**What is required**
Write out every line below that includes the word "text".

**Entries supplied**
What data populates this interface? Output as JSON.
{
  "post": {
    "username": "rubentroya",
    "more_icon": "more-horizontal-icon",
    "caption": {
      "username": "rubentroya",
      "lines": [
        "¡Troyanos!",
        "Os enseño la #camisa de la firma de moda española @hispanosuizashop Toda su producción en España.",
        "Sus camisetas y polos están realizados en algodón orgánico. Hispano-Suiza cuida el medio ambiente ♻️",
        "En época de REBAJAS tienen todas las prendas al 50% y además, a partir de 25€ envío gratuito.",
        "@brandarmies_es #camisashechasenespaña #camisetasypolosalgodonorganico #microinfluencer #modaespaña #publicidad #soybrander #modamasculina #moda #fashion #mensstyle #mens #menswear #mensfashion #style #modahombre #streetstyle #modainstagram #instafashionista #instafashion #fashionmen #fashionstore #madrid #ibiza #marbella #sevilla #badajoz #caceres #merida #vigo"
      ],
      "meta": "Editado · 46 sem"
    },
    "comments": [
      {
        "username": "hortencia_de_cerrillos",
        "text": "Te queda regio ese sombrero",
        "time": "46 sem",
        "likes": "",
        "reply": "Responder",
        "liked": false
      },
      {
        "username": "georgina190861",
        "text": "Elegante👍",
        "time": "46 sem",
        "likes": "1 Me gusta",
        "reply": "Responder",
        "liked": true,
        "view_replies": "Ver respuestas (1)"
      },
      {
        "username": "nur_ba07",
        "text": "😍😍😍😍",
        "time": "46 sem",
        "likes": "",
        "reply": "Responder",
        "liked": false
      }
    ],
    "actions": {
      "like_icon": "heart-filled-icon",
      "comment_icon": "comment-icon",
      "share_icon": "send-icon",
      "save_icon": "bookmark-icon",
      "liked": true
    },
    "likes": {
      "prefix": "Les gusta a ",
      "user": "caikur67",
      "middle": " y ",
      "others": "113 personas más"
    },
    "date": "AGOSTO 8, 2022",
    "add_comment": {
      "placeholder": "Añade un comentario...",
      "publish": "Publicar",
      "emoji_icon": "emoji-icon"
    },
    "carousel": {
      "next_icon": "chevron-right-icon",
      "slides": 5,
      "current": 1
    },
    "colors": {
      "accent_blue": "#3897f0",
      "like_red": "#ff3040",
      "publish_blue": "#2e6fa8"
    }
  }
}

**Response area**
        "text": "Te queda regio ese sombrero",
        "text": "Elegante👍",
        "text": "😍😍😍😍",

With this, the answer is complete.